Scientists “Baffled” Africa Only 6% Vaxxed But Covid Practically Disappeared
Practically no one in Africa is getting “vaccinated” for the Wuhan coronavirus (Covid-19), and as a result there is almost no covid anywhere to be found on the continent.
A recent piece from the Associated Press (AP) explains that in Zimbabwe, nobody wears a mask, nobody is vaccinated, and life goes on as normal.
People pack the local markets in close proximity to one another and, by golly, nobody is getting sick.
“Covid-19 is gone,” stated a man named Nyasha Ndou, who joked with reporters about how he keeps a mask in his pants “to protect my pocket.”
“When did you last hear of anyone who has died of Covid-19?” he further asked, adding that the only reason he keeps a mask on his person is to avoid potential confrontations with corrupt local police.
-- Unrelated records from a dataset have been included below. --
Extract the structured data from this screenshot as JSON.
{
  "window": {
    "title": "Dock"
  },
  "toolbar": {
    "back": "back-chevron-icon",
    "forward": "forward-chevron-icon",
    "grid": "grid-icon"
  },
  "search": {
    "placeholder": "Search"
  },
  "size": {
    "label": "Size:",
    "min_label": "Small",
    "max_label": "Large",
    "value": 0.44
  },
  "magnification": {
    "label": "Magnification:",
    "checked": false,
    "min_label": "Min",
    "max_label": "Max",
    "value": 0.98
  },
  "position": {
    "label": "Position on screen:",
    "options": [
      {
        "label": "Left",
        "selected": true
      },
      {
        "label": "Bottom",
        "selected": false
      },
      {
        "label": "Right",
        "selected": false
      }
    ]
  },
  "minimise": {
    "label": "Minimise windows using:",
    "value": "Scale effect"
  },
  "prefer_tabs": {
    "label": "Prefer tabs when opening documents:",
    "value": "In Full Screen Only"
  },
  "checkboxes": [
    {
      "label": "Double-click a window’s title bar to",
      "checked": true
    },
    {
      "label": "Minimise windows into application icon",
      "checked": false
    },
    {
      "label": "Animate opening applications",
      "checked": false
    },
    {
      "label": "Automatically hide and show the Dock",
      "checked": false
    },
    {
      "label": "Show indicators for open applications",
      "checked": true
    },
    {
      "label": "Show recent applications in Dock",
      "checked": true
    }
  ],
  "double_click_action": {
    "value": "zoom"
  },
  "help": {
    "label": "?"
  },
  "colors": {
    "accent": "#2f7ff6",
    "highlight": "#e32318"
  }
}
In the past week, Zimbabwe recorded just 33 new “cases” of the Chinese Virus.
And most of these are more than likely fake, seeing as how the PCR tests are completely fraudulent and designed to pick up the common cold.
The Only Areas Of The World Seeing Mass Disease And Death Are Those Pushing The “Vaccines”
“Africa doesn’t have the vaccines and the resources to fight Covid-19 that they have in Europe and the U.S., but somehow they seem to be doing better,” said Wafaa El-Sadr, chair of global health at Columbia University about another “strange” factor in the African equation.
To people like El-Sadr, it makes no sense that countries where vaccines are not being used are faring better than those where the jabs are widely used.
The AP has called this a “mysterious” development.
Only about six percent of Africa is currently jabbed for the Chinese Flu. And yet the continent remains “one of the least affected regions in the world” when it comes to the pandemic.
The “experts” are scrambling to come up with an explanation – and they are doing a poor job of it, by the way.
To anyone with a brain, it is obvious that there is a direct correlation between getting injected and getting sick or dying.
“We went into this project thinking we would see a higher rate of negative outcomes in people with a history of malaria infections because that’s what was seen in patients co-infected with malaria and Ebola,” added Jane Achan, a senior research advisor at the Malaria Consortium.
“We were actually quite surprised to see the opposite – that malaria may have a protective effect.”